TASK STATEMENT: Retype the records below exactly as they stand, omitting the pictures.

GIVEN ENTRIES below:

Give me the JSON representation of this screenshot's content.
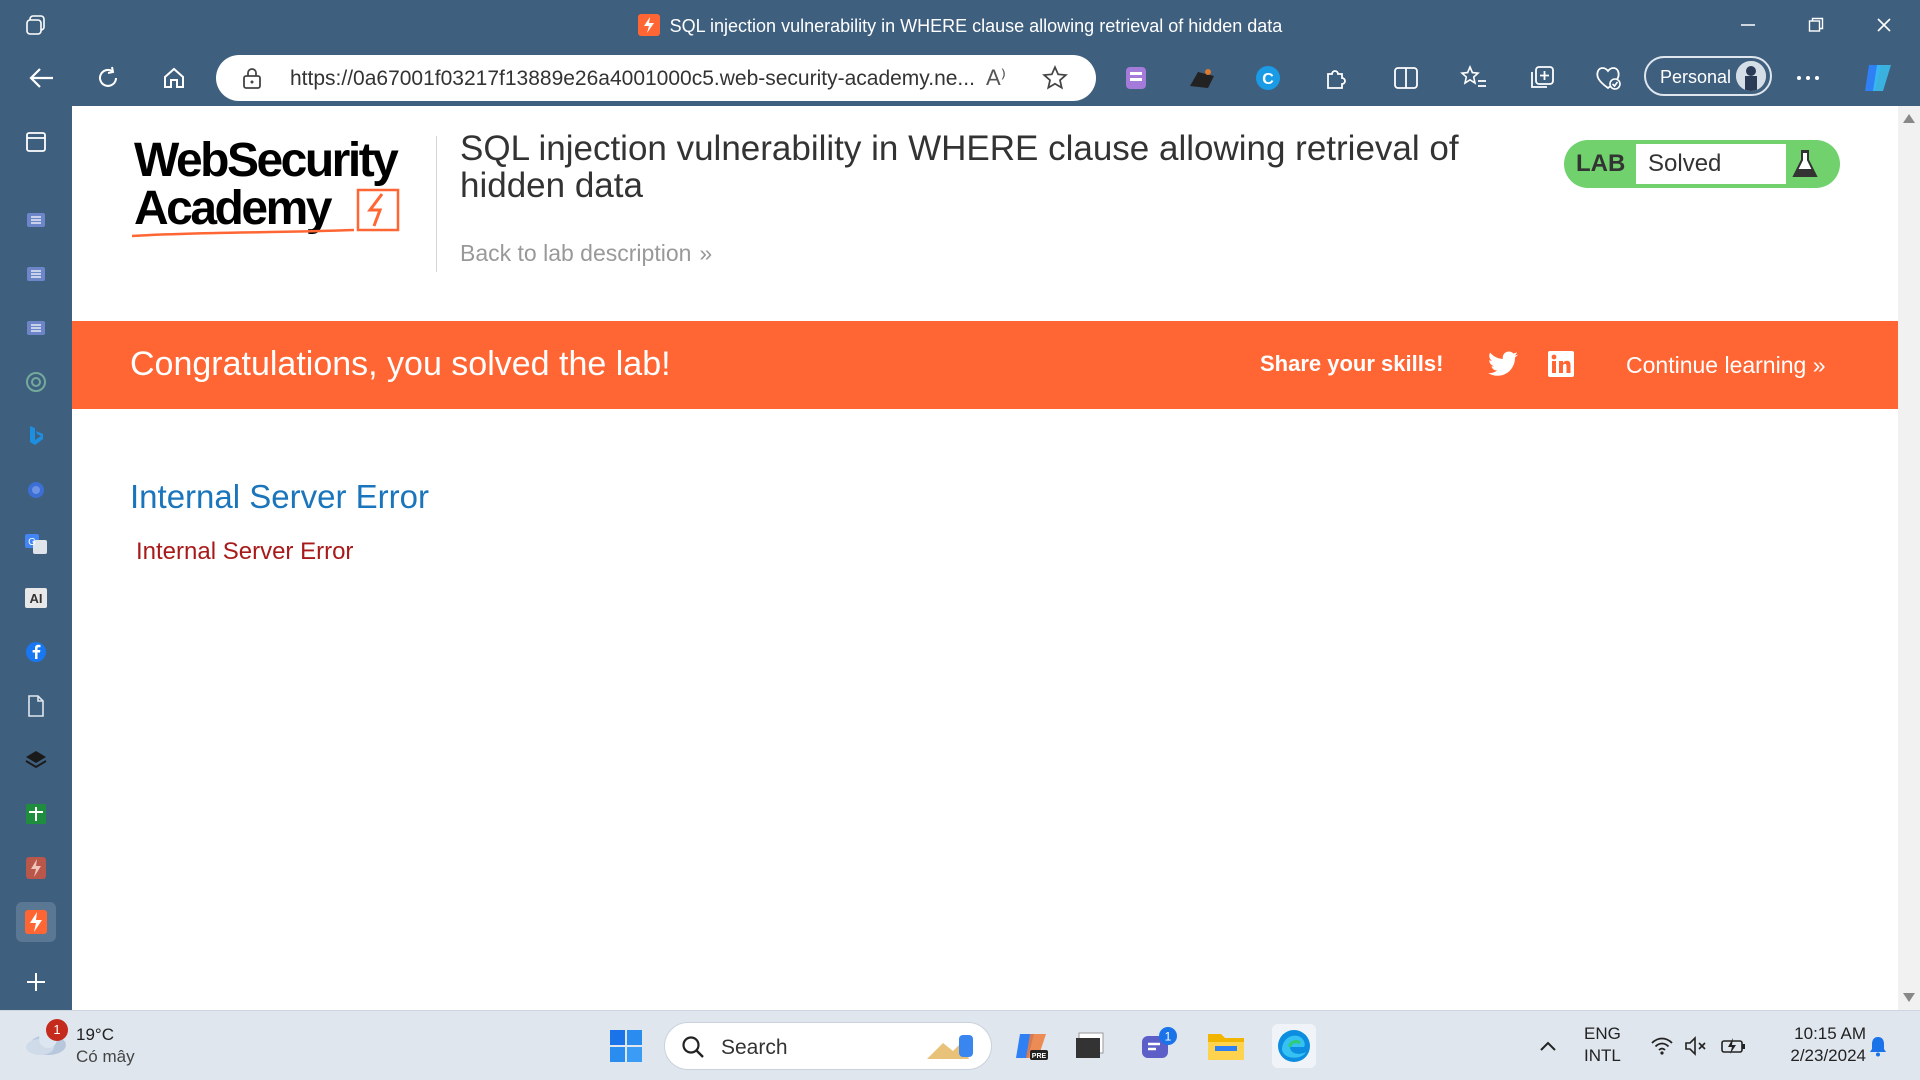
{
  "browser": {
    "window_title": "SQL injection vulnerability in WHERE clause allowing retrieval of hidden data",
    "address_url": "https://0a67001f03217f13889e26a4001000c5.web-security-academy.ne...",
    "read_aloud_label": "A⁾",
    "profile_label": "Personal"
  },
  "page": {
    "logo_line1": "WebSecurity",
    "logo_line2": "Academy",
    "lab_title": "SQL injection vulnerability in WHERE clause allowing retrieval of hidden data",
    "back_link": "Back to lab description",
    "lab_badge_label": "LAB",
    "lab_status": "Solved",
    "banner_message": "Congratulations, you solved the lab!",
    "share_label": "Share your skills!",
    "continue_label": "Continue learning",
    "error_heading": "Internal Server Error",
    "error_body": "Internal Server Error"
  },
  "colors": {
    "brand_orange": "#ff6633",
    "lab_green": "#70d16d",
    "heading_blue": "#1a75bc",
    "error_red": "#a81a1a",
    "browser_chrome": "#3f5f7e"
  },
  "taskbar": {
    "weather_temp": "19°C",
    "weather_condition": "Có mây",
    "weather_badge": "1",
    "search_label": "Search",
    "teams_badge": "1",
    "lang_line1": "ENG",
    "lang_line2": "INTL",
    "time": "10:15 AM",
    "date": "2/23/2024"
  }
}
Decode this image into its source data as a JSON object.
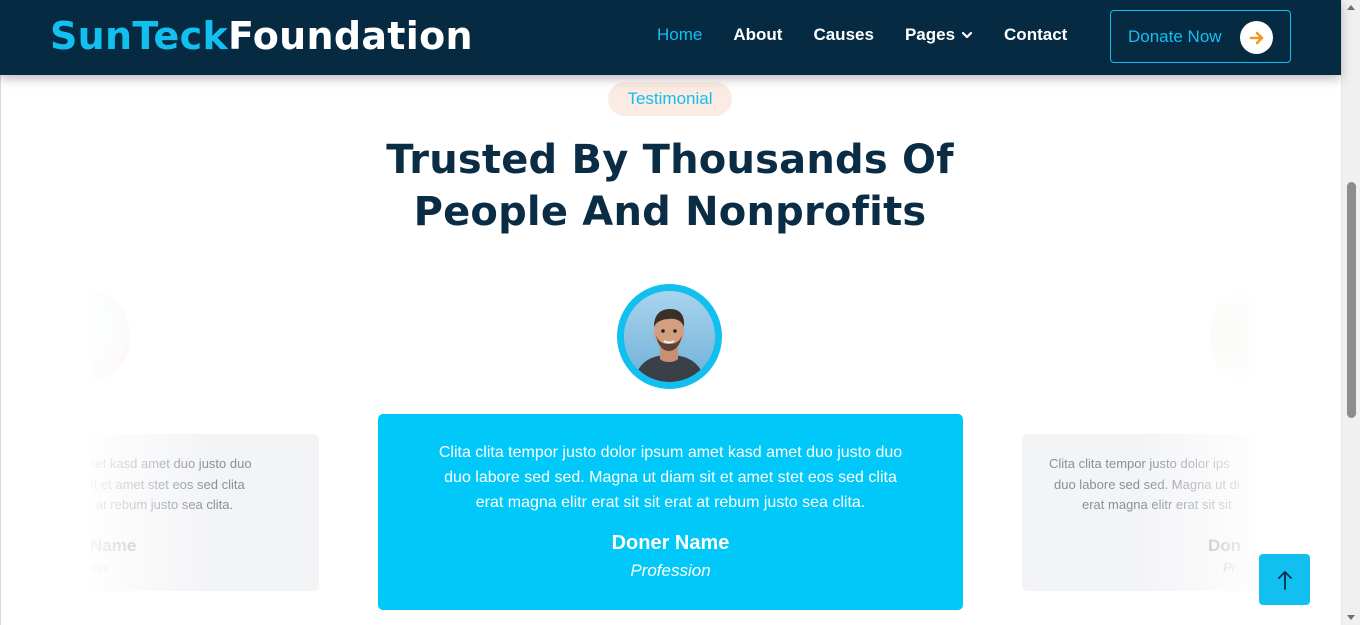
{
  "brand": {
    "part1": "SunTeck",
    "part2": "Foundation"
  },
  "nav": {
    "items": [
      {
        "label": "Home",
        "active": true
      },
      {
        "label": "About"
      },
      {
        "label": "Causes"
      },
      {
        "label": "Pages",
        "dropdown": true
      },
      {
        "label": "Contact"
      }
    ],
    "donate_label": "Donate Now"
  },
  "section": {
    "badge": "Testimonial",
    "title_line1": "Trusted By Thousands Of",
    "title_line2": "People And Nonprofits"
  },
  "testimonials": {
    "center": {
      "quote_line1": "Clita clita tempor justo dolor ipsum amet kasd amet duo justo duo",
      "quote_line2": "duo labore sed sed. Magna ut diam sit et amet stet eos sed clita",
      "quote_line3": "erat magna elitr erat sit sit erat at rebum justo sea clita.",
      "name": "Doner Name",
      "profession": "Profession"
    },
    "left": {
      "quote_line1": "amet kasd amet duo justo duo",
      "quote_line2": "sit et amet stet eos sed clita",
      "quote_line3": "at rebum justo sea clita.",
      "name": "Name",
      "profession": "ion"
    },
    "right": {
      "quote_line1": "Clita clita tempor justo dolor ips",
      "quote_line2": "duo labore sed sed. Magna ut di",
      "quote_line3": "erat magna elitr erat sit sit",
      "name": "Don",
      "profession": "Pr"
    }
  },
  "colors": {
    "navbar_bg": "#062a42",
    "accent": "#12c0f0",
    "card_bg": "#00c8f8",
    "heading": "#0a2c44",
    "badge_bg": "#fbebe3",
    "donate_arrow": "#f39a1e"
  },
  "icons": {
    "donate": "arrow-right-icon",
    "pages_dropdown": "chevron-down-icon",
    "back_to_top": "arrow-up-icon"
  }
}
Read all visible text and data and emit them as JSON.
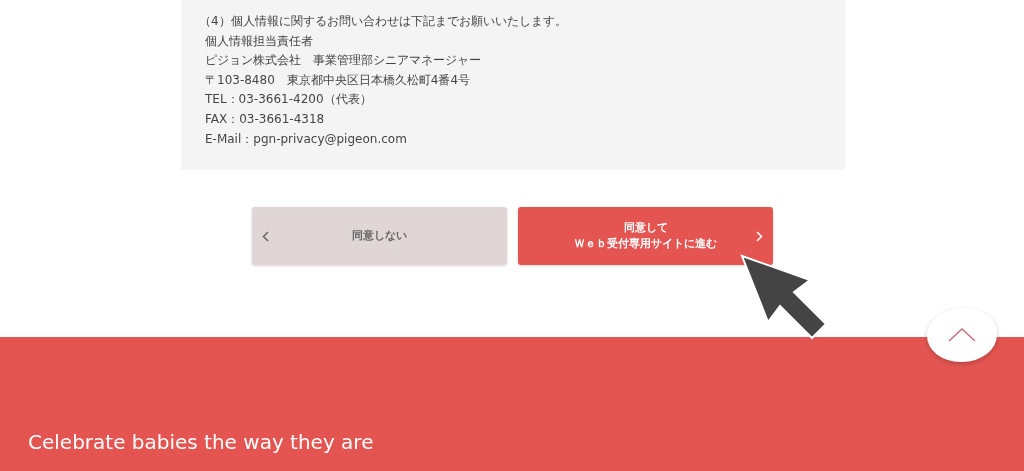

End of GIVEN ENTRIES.

SOLUTION:
Give me the JSON representation of this screenshot's content.
{
  "browser": {
    "window_title": "SQL injection vulnerability in WHERE clause allowing retrieval of hidden data",
    "address_url": "https://0a67001f03217f13889e26a4001000c5.web-security-academy.ne...",
    "read_aloud_label": "A⁾",
    "profile_label": "Personal"
  },
  "page": {
    "logo_line1": "WebSecurity",
    "logo_line2": "Academy",
    "lab_title": "SQL injection vulnerability in WHERE clause allowing retrieval of hidden data",
    "back_link": "Back to lab description",
    "lab_badge_label": "LAB",
    "lab_status": "Solved",
    "banner_message": "Congratulations, you solved the lab!",
    "share_label": "Share your skills!",
    "continue_label": "Continue learning",
    "error_heading": "Internal Server Error",
    "error_body": "Internal Server Error"
  },
  "colors": {
    "brand_orange": "#ff6633",
    "lab_green": "#70d16d",
    "heading_blue": "#1a75bc",
    "error_red": "#a81a1a",
    "browser_chrome": "#3f5f7e"
  },
  "taskbar": {
    "weather_temp": "19°C",
    "weather_condition": "Có mây",
    "weather_badge": "1",
    "search_label": "Search",
    "teams_badge": "1",
    "lang_line1": "ENG",
    "lang_line2": "INTL",
    "time": "10:15 AM",
    "date": "2/23/2024"
  }
}
Decode this image into its source data as a JSON object.
{
  "brand": {
    "part1": "SunTeck",
    "part2": "Foundation"
  },
  "nav": {
    "items": [
      {
        "label": "Home",
        "active": true
      },
      {
        "label": "About"
      },
      {
        "label": "Causes"
      },
      {
        "label": "Pages",
        "dropdown": true
      },
      {
        "label": "Contact"
      }
    ],
    "donate_label": "Donate Now"
  },
  "section": {
    "badge": "Testimonial",
    "title_line1": "Trusted By Thousands Of",
    "title_line2": "People And Nonprofits"
  },
  "testimonials": {
    "center": {
      "quote_line1": "Clita clita tempor justo dolor ipsum amet kasd amet duo justo duo",
      "quote_line2": "duo labore sed sed. Magna ut diam sit et amet stet eos sed clita",
      "quote_line3": "erat magna elitr erat sit sit erat at rebum justo sea clita.",
      "name": "Doner Name",
      "profession": "Profession"
    },
    "left": {
      "quote_line1": "amet kasd amet duo justo duo",
      "quote_line2": "sit et amet stet eos sed clita",
      "quote_line3": "at rebum justo sea clita.",
      "name": "Name",
      "profession": "ion"
    },
    "right": {
      "quote_line1": "Clita clita tempor justo dolor ips",
      "quote_line2": "duo labore sed sed. Magna ut di",
      "quote_line3": "erat magna elitr erat sit sit",
      "name": "Don",
      "profession": "Pr"
    }
  },
  "colors": {
    "navbar_bg": "#062a42",
    "accent": "#12c0f0",
    "card_bg": "#00c8f8",
    "heading": "#0a2c44",
    "badge_bg": "#fbebe3",
    "donate_arrow": "#f39a1e"
  },
  "icons": {
    "donate": "arrow-right-icon",
    "pages_dropdown": "chevron-down-icon",
    "back_to_top": "arrow-up-icon"
  }
}
Read all visible text and data and emit them as JSON.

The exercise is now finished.